- _YOUR INSTRUCTIONS_
Each entry should be returned exactly as written, with no pictures carried over.
MATERIAL PROVIDED below:
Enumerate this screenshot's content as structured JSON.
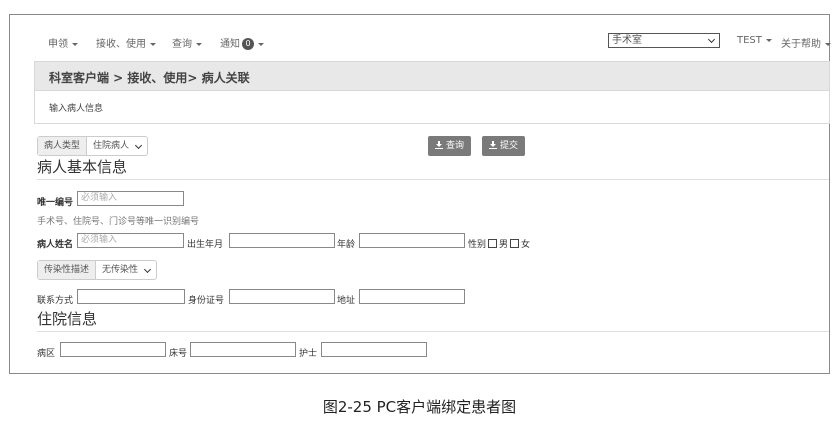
{
  "nav": {
    "items": [
      {
        "label": "申领",
        "dropdown": true
      },
      {
        "label": "接收、使用",
        "dropdown": true
      },
      {
        "label": "查询",
        "dropdown": true
      },
      {
        "label": "通知",
        "badge": "0",
        "dropdown": true
      }
    ],
    "select_value": "手术室",
    "user": "TEST",
    "help": "关于帮助"
  },
  "breadcrumb": "科室客户端 > 接收、使用> 病人关联",
  "panel_text": "输入病人信息",
  "patient_type": {
    "label": "病人类型",
    "value": "住院病人"
  },
  "buttons": {
    "query": "查询",
    "submit": "提交"
  },
  "basic_info": {
    "title": "病人基本信息",
    "unique_no": {
      "label": "唯一编号",
      "placeholder": "必须输入"
    },
    "hint": "手术号、住院号、门诊号等唯一识别编号",
    "name": {
      "label": "病人姓名",
      "placeholder": "必须输入"
    },
    "birth": {
      "label": "出生年月"
    },
    "age": {
      "label": "年龄"
    },
    "gender": {
      "label": "性别",
      "male": "男",
      "female": "女"
    },
    "infection": {
      "label": "传染性描述",
      "value": "无传染性"
    },
    "contact": {
      "label": "联系方式"
    },
    "id_card": {
      "label": "身份证号"
    },
    "address": {
      "label": "地址"
    }
  },
  "hospital_info": {
    "title": "住院信息",
    "ward": {
      "label": "病区"
    },
    "bed": {
      "label": "床号"
    },
    "nurse": {
      "label": "护士"
    }
  },
  "caption": "图2-25   PC客户端绑定患者图"
}
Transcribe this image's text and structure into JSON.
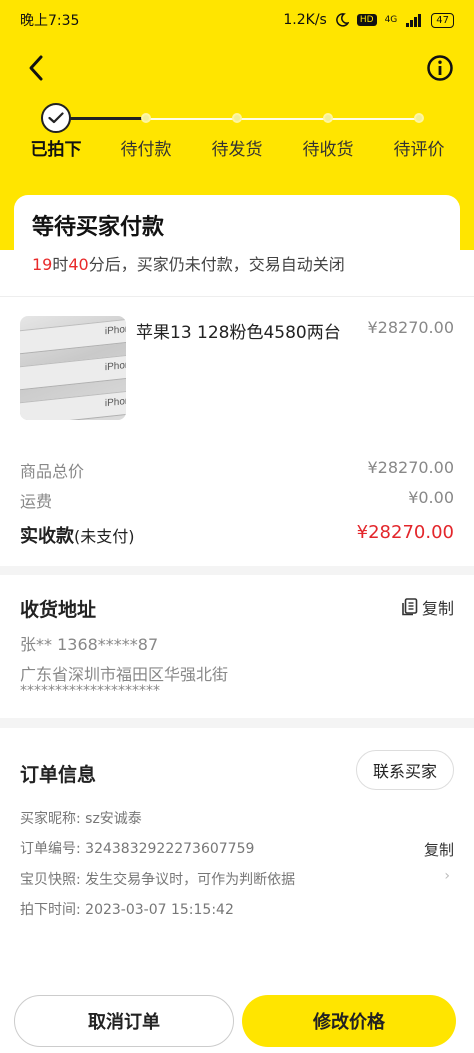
{
  "status_bar": {
    "time": "晚上7:35",
    "network_speed": "1.2K/s",
    "hd_badge": "HD",
    "signal": "4G",
    "battery": "47"
  },
  "steps": [
    {
      "label": "已拍下",
      "state": "done"
    },
    {
      "label": "待付款",
      "state": "pending"
    },
    {
      "label": "待发货",
      "state": "pending"
    },
    {
      "label": "待收货",
      "state": "pending"
    },
    {
      "label": "待评价",
      "state": "pending"
    }
  ],
  "wait_card": {
    "title": "等待买家付款",
    "hours": "19",
    "hours_unit": "时",
    "minutes": "40",
    "tail": "分后，买家仍未付款，交易自动关闭"
  },
  "product": {
    "name": "苹果13 128粉色4580两台",
    "price": "¥28270.00",
    "thumb_texts": [
      "iPhone",
      "iPhone",
      "iPhone"
    ]
  },
  "summary": {
    "goods_total_label": "商品总价",
    "goods_total_value": "¥28270.00",
    "shipping_label": "运费",
    "shipping_value": "¥0.00",
    "actual_label": "实收款",
    "actual_note": "(未支付)",
    "actual_value": "¥28270.00"
  },
  "address": {
    "title": "收货地址",
    "copy_label": "复制",
    "contact": "张** 1368*****87",
    "region": "广东省深圳市福田区华强北街",
    "detail": "********************"
  },
  "order": {
    "title": "订单信息",
    "contact_buyer": "联系买家",
    "buyer_nick": "买家昵称: sz安诚泰",
    "order_no": "订单编号: 3243832922273607759",
    "order_copy": "复制",
    "snapshot": "宝贝快照: 发生交易争议时，可作为判断依据",
    "snapshot_chevron": "›",
    "placed_time": "拍下时间: 2023-03-07 15:15:42"
  },
  "actions": {
    "cancel": "取消订单",
    "modify_price": "修改价格"
  },
  "colors": {
    "brand_yellow": "#ffe500",
    "price_red": "#e3262b"
  }
}
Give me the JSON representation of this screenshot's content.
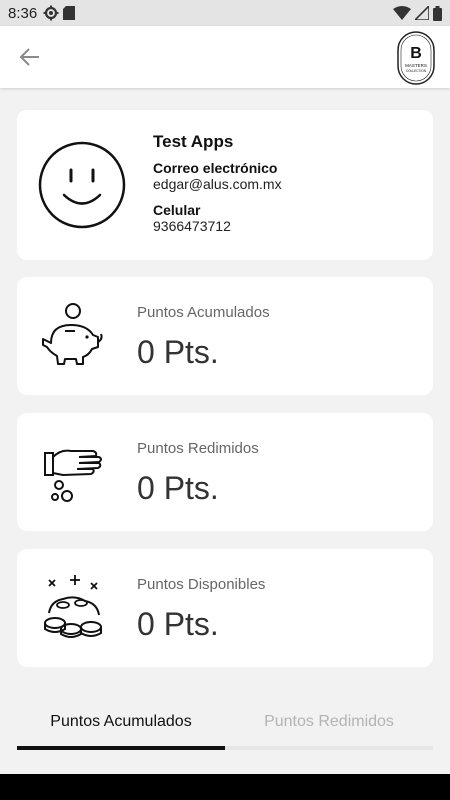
{
  "status_bar": {
    "time": "8:36"
  },
  "app_bar": {
    "back_icon": "arrow-left-icon",
    "logo_letter": "B",
    "logo_line1": "MASTERS",
    "logo_line2": "COLLECTION"
  },
  "profile": {
    "name": "Test Apps",
    "email_label": "Correo electrónico",
    "email": "edgar@alus.com.mx",
    "phone_label": "Celular",
    "phone": "9366473712"
  },
  "cards": [
    {
      "icon": "piggy-bank-icon",
      "title": "Puntos Acumulados",
      "value": "0 Pts."
    },
    {
      "icon": "hand-coins-icon",
      "title": "Puntos Redimidos",
      "value": "0 Pts."
    },
    {
      "icon": "coins-pile-icon",
      "title": "Puntos Disponibles",
      "value": "0 Pts."
    }
  ],
  "tabs": {
    "left": "Puntos Acumulados",
    "right": "Puntos Redimidos",
    "active": "left"
  },
  "colors": {
    "background": "#f2f2f2",
    "card": "#ffffff",
    "text": "#111111",
    "muted": "#b3b3b3"
  }
}
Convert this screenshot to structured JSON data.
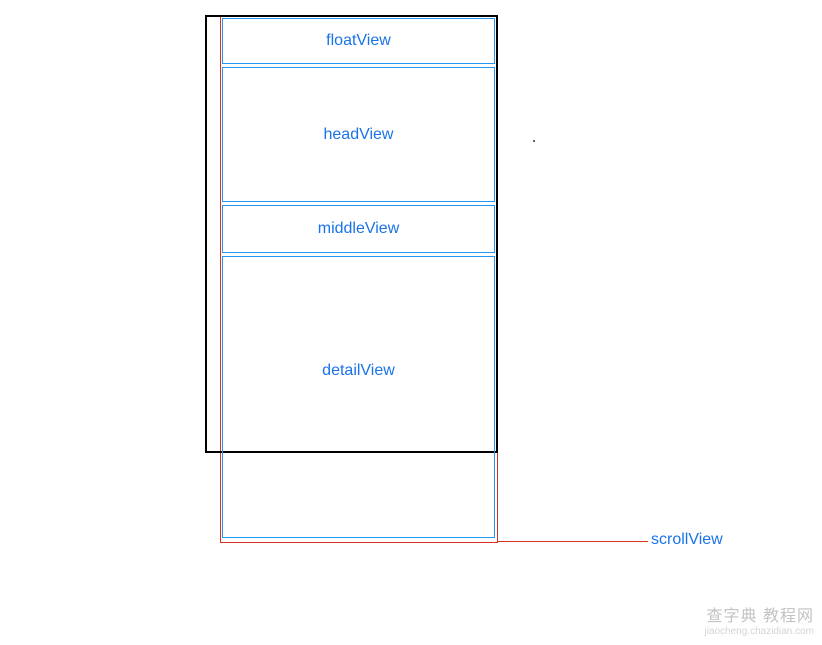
{
  "labels": {
    "floatView": "floatView",
    "headView": "headView",
    "middleView": "middleView",
    "detailView": "detailView",
    "scrollView": "scrollView"
  },
  "watermark": {
    "line1": "查字典 教程网",
    "line2": "jiaocheng.chazidian.com"
  }
}
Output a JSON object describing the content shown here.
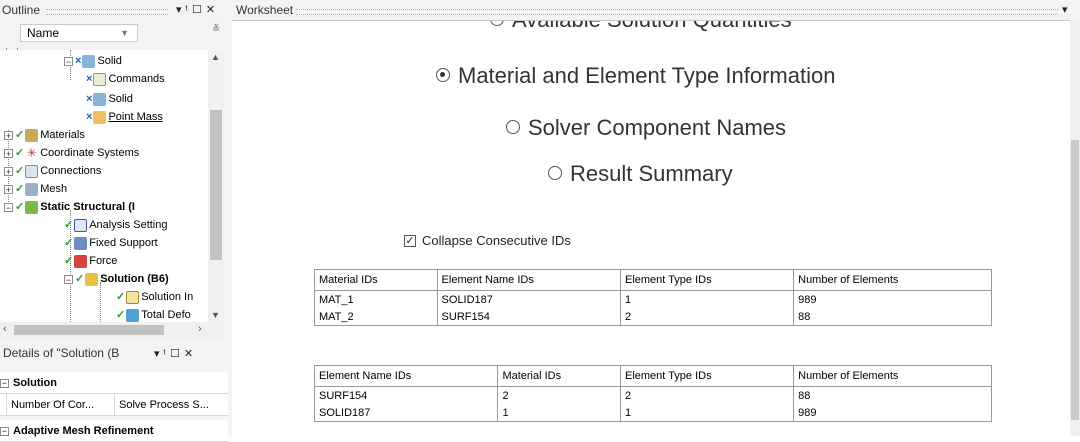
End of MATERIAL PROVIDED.
- _YOUR SOLUTION_
Enumerate this screenshot's content as structured JSON.
{
  "nav": {
    "items": [
      {
        "label": "申领",
        "dropdown": true
      },
      {
        "label": "接收、使用",
        "dropdown": true
      },
      {
        "label": "查询",
        "dropdown": true
      },
      {
        "label": "通知",
        "badge": "0",
        "dropdown": true
      }
    ],
    "select_value": "手术室",
    "user": "TEST",
    "help": "关于帮助"
  },
  "breadcrumb": "科室客户端 > 接收、使用> 病人关联",
  "panel_text": "输入病人信息",
  "patient_type": {
    "label": "病人类型",
    "value": "住院病人"
  },
  "buttons": {
    "query": "查询",
    "submit": "提交"
  },
  "basic_info": {
    "title": "病人基本信息",
    "unique_no": {
      "label": "唯一编号",
      "placeholder": "必须输入"
    },
    "hint": "手术号、住院号、门诊号等唯一识别编号",
    "name": {
      "label": "病人姓名",
      "placeholder": "必须输入"
    },
    "birth": {
      "label": "出生年月"
    },
    "age": {
      "label": "年龄"
    },
    "gender": {
      "label": "性别",
      "male": "男",
      "female": "女"
    },
    "infection": {
      "label": "传染性描述",
      "value": "无传染性"
    },
    "contact": {
      "label": "联系方式"
    },
    "id_card": {
      "label": "身份证号"
    },
    "address": {
      "label": "地址"
    }
  },
  "hospital_info": {
    "title": "住院信息",
    "ward": {
      "label": "病区"
    },
    "bed": {
      "label": "床号"
    },
    "nurse": {
      "label": "护士"
    }
  },
  "caption": "图2-25   PC客户端绑定患者图"
}
Transcribe this image's text and structure into JSON.
{
  "status_bar": {
    "time": "晚上7:35",
    "network_speed": "1.2K/s",
    "hd_badge": "HD",
    "signal": "4G",
    "battery": "47"
  },
  "steps": [
    {
      "label": "已拍下",
      "state": "done"
    },
    {
      "label": "待付款",
      "state": "pending"
    },
    {
      "label": "待发货",
      "state": "pending"
    },
    {
      "label": "待收货",
      "state": "pending"
    },
    {
      "label": "待评价",
      "state": "pending"
    }
  ],
  "wait_card": {
    "title": "等待买家付款",
    "hours": "19",
    "hours_unit": "时",
    "minutes": "40",
    "tail": "分后，买家仍未付款，交易自动关闭"
  },
  "product": {
    "name": "苹果13 128粉色4580两台",
    "price": "¥28270.00",
    "thumb_texts": [
      "iPhone",
      "iPhone",
      "iPhone"
    ]
  },
  "summary": {
    "goods_total_label": "商品总价",
    "goods_total_value": "¥28270.00",
    "shipping_label": "运费",
    "shipping_value": "¥0.00",
    "actual_label": "实收款",
    "actual_note": "(未支付)",
    "actual_value": "¥28270.00"
  },
  "address": {
    "title": "收货地址",
    "copy_label": "复制",
    "contact": "张** 1368*****87",
    "region": "广东省深圳市福田区华强北街",
    "detail": "********************"
  },
  "order": {
    "title": "订单信息",
    "contact_buyer": "联系买家",
    "buyer_nick": "买家昵称: sz安诚泰",
    "order_no": "订单编号: 3243832922273607759",
    "order_copy": "复制",
    "snapshot": "宝贝快照: 发生交易争议时，可作为判断依据",
    "snapshot_chevron": "›",
    "placed_time": "拍下时间: 2023-03-07 15:15:42"
  },
  "actions": {
    "cancel": "取消订单",
    "modify_price": "修改价格"
  },
  "colors": {
    "brand_yellow": "#ffe500",
    "price_red": "#e3262b"
  }
}
Give me the JSON representation of this screenshot's content.
{
  "status_bar": {
    "time": "8:36"
  },
  "app_bar": {
    "back_icon": "arrow-left-icon",
    "logo_letter": "B",
    "logo_line1": "MASTERS",
    "logo_line2": "COLLECTION"
  },
  "profile": {
    "name": "Test Apps",
    "email_label": "Correo electrónico",
    "email": "edgar@alus.com.mx",
    "phone_label": "Celular",
    "phone": "9366473712"
  },
  "cards": [
    {
      "icon": "piggy-bank-icon",
      "title": "Puntos Acumulados",
      "value": "0 Pts."
    },
    {
      "icon": "hand-coins-icon",
      "title": "Puntos Redimidos",
      "value": "0 Pts."
    },
    {
      "icon": "coins-pile-icon",
      "title": "Puntos Disponibles",
      "value": "0 Pts."
    }
  ],
  "tabs": {
    "left": "Puntos Acumulados",
    "right": "Puntos Redimidos",
    "active": "left"
  },
  "colors": {
    "background": "#f2f2f2",
    "card": "#ffffff",
    "text": "#111111",
    "muted": "#b3b3b3"
  }
}
Convert this screenshot to structured JSON data.
{
  "labels": {
    "floatView": "floatView",
    "headView": "headView",
    "middleView": "middleView",
    "detailView": "detailView",
    "scrollView": "scrollView"
  },
  "watermark": {
    "line1": "查字典 教程网",
    "line2": "jiaocheng.chazidian.com"
  }
}
Output a JSON object describing the content shown here.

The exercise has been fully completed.